## Raw data
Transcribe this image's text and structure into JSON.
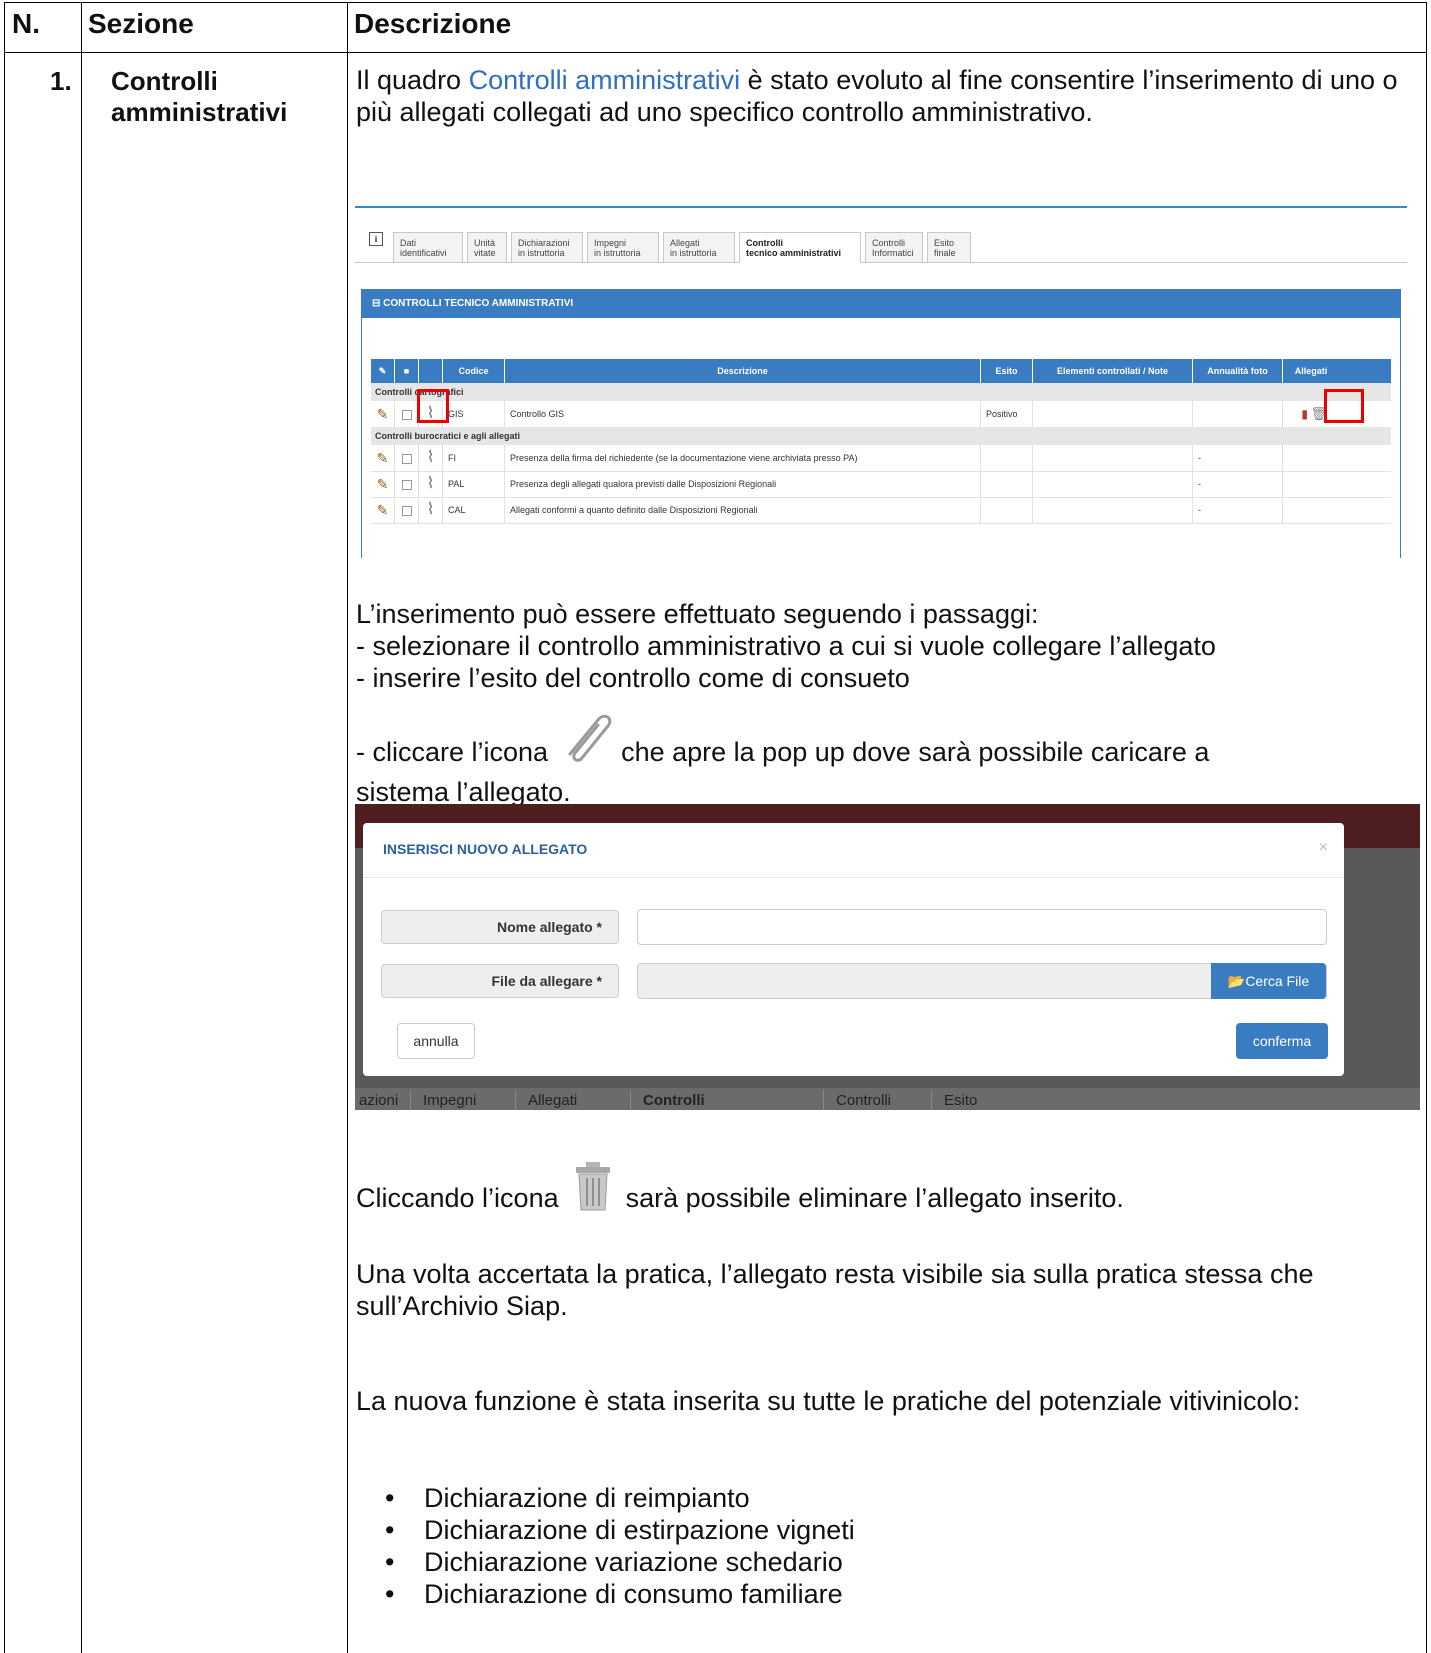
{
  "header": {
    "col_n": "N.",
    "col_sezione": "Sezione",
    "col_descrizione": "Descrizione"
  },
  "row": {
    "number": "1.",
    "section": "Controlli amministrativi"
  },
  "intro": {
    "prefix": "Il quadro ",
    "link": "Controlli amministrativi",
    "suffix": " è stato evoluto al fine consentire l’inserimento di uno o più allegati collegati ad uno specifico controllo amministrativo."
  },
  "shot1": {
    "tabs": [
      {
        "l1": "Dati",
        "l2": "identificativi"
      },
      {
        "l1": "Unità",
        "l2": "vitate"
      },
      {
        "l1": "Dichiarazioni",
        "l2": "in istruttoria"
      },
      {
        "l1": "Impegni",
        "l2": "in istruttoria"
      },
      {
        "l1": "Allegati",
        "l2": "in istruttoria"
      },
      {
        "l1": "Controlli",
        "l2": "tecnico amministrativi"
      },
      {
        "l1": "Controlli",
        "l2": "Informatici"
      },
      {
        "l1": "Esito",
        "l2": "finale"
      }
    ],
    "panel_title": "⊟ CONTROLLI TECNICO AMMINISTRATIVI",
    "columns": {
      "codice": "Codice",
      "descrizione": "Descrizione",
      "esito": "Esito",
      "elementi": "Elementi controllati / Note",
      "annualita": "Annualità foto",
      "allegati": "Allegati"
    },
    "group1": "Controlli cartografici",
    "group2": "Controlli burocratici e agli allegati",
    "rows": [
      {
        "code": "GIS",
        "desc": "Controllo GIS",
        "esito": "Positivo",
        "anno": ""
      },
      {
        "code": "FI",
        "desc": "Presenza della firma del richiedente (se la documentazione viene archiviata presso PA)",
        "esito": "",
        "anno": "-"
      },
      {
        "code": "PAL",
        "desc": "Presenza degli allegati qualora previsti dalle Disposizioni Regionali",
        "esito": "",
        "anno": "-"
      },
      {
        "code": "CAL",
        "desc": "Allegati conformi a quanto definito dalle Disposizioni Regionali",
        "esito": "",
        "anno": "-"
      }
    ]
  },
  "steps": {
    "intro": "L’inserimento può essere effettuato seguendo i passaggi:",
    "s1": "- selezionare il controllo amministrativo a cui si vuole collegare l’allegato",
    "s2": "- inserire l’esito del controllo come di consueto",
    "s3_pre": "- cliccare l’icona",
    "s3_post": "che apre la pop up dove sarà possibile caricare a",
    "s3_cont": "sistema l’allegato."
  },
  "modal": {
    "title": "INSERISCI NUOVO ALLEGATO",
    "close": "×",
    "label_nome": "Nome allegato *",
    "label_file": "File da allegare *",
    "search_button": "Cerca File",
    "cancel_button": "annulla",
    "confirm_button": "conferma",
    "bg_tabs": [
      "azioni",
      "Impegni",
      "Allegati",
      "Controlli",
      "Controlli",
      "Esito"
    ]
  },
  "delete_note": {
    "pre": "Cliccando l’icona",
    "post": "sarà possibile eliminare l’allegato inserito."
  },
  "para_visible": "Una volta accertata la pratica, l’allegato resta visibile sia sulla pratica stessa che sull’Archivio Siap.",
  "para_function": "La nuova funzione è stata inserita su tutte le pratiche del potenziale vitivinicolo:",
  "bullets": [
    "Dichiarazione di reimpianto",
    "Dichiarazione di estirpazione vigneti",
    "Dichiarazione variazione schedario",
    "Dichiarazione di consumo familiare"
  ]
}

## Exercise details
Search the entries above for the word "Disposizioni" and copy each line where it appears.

## Written answer
        "desc": "Presenza degli allegati qualora previsti dalle Disposizioni Regionali",
        "desc": "Allegati conformi a quanto definito dalle Disposizioni Regionali",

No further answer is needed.